Even at 4¢/kWh, Chu said electricity can compete with natural gas to produce hydrogen as a fuel or an energy storage medium. “But hydrogen produced from natural gas has a big carbon footprint—8.62 tons of carbon dioxide for each ton of produced hydrogen,” Forbes notes, citing the U.S. National Renewable Energy Laboratory. “Hydrogen from electrolysis can be much cleaner, if the electricity is from renewables.”
Chu added that scientists are close to solving some of the obstacles facing that line of thought, like the tendency of bubbles formed in hydrogen during the electrolysis process to interfere with the process itself.

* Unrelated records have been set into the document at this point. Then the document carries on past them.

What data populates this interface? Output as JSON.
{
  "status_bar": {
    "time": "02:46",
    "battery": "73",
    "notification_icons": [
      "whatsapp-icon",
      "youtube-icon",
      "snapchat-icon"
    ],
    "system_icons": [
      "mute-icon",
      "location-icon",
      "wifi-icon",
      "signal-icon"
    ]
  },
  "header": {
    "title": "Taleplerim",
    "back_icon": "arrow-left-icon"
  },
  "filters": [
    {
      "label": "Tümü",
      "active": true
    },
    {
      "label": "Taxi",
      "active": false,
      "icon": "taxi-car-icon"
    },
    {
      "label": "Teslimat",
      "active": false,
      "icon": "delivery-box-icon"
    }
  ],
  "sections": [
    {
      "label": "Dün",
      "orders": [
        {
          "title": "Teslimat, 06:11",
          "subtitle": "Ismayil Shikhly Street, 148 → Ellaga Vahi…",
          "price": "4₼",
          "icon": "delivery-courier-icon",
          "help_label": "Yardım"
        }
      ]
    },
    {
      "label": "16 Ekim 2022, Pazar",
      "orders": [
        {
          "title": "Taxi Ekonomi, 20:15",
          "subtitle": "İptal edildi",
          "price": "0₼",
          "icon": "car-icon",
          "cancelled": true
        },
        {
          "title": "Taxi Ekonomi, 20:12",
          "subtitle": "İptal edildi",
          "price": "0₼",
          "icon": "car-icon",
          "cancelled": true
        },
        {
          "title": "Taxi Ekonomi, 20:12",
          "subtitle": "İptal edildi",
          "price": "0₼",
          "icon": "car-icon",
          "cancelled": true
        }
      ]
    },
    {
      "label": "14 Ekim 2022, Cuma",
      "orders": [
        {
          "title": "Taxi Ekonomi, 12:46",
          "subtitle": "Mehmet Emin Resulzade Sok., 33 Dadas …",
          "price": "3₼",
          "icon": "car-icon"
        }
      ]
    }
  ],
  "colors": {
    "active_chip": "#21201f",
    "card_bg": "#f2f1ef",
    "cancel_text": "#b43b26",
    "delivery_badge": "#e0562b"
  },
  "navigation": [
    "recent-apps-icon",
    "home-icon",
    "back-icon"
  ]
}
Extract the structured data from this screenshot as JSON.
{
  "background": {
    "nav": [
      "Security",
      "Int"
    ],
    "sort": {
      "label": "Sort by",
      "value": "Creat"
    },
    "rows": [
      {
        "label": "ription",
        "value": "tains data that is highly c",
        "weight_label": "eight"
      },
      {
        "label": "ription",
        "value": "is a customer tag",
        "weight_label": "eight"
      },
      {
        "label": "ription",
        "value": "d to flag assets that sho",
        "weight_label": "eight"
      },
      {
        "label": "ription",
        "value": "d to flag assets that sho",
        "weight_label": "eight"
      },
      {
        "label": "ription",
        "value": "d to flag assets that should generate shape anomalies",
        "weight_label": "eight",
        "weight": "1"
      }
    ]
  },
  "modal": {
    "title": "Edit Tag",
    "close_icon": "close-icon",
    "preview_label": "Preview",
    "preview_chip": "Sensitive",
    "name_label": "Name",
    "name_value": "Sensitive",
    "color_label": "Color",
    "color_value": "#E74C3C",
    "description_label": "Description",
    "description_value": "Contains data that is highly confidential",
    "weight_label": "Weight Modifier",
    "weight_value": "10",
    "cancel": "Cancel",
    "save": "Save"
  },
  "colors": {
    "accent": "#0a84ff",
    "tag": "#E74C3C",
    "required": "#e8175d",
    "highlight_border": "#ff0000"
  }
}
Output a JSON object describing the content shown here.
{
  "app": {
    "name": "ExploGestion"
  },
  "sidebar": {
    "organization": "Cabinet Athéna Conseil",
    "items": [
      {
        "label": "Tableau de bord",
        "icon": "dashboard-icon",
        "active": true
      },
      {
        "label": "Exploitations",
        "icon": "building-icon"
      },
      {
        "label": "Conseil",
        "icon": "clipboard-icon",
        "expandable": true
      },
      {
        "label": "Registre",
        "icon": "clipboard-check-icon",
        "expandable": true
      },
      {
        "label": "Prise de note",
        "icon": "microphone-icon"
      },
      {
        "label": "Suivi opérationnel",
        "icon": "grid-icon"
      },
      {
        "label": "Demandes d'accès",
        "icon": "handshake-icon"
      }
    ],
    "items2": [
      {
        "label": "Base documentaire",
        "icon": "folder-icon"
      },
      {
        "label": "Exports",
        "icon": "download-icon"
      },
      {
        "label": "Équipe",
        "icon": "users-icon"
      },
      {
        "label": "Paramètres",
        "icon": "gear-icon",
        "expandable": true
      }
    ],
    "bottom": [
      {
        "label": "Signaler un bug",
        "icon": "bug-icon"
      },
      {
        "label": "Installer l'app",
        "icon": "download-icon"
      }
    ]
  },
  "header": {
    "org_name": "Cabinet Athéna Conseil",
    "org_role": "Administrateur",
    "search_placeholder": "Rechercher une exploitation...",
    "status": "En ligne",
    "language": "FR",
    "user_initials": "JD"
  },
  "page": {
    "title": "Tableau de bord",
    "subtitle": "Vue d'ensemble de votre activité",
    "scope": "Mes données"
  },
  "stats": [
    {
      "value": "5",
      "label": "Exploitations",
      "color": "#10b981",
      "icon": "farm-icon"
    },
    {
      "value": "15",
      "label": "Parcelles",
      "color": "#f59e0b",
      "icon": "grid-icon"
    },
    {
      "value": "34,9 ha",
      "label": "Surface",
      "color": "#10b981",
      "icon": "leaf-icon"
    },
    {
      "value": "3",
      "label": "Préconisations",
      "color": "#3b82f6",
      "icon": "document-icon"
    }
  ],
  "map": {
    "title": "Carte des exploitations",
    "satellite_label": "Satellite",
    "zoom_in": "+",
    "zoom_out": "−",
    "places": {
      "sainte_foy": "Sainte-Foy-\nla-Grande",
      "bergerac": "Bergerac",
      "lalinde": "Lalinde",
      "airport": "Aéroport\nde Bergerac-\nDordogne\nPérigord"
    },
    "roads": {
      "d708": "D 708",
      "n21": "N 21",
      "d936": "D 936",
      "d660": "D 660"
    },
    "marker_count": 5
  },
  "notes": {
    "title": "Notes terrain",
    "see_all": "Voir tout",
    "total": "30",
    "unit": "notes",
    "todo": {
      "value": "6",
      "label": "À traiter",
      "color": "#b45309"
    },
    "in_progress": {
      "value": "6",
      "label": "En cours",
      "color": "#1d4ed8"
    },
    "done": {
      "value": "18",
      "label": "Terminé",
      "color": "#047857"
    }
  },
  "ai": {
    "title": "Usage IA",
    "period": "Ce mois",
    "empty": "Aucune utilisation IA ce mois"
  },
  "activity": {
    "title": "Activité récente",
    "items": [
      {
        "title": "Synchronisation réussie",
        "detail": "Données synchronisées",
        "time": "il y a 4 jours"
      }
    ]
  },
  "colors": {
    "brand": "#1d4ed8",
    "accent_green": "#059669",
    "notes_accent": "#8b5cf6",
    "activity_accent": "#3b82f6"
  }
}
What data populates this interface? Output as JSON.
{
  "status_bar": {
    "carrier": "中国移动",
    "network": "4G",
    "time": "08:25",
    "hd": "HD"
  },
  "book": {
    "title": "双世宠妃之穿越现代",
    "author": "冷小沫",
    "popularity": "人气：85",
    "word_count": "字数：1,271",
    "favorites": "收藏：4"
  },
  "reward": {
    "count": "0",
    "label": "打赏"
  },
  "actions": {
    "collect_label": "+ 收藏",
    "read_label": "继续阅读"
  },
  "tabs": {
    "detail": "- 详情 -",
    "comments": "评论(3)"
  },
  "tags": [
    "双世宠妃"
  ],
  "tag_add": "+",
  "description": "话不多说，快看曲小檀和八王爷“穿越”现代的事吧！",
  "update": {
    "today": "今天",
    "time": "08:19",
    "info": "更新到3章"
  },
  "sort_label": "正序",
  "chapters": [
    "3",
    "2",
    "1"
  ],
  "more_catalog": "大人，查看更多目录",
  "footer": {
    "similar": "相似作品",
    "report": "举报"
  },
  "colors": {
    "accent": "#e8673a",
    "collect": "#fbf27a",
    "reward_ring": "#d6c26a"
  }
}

“It may be that we’ll move to a partial hydrogen economy based on renewable energy,” Chu said. “These are some of the things I think people should think about, because we’re already in a fundamental energy transition.”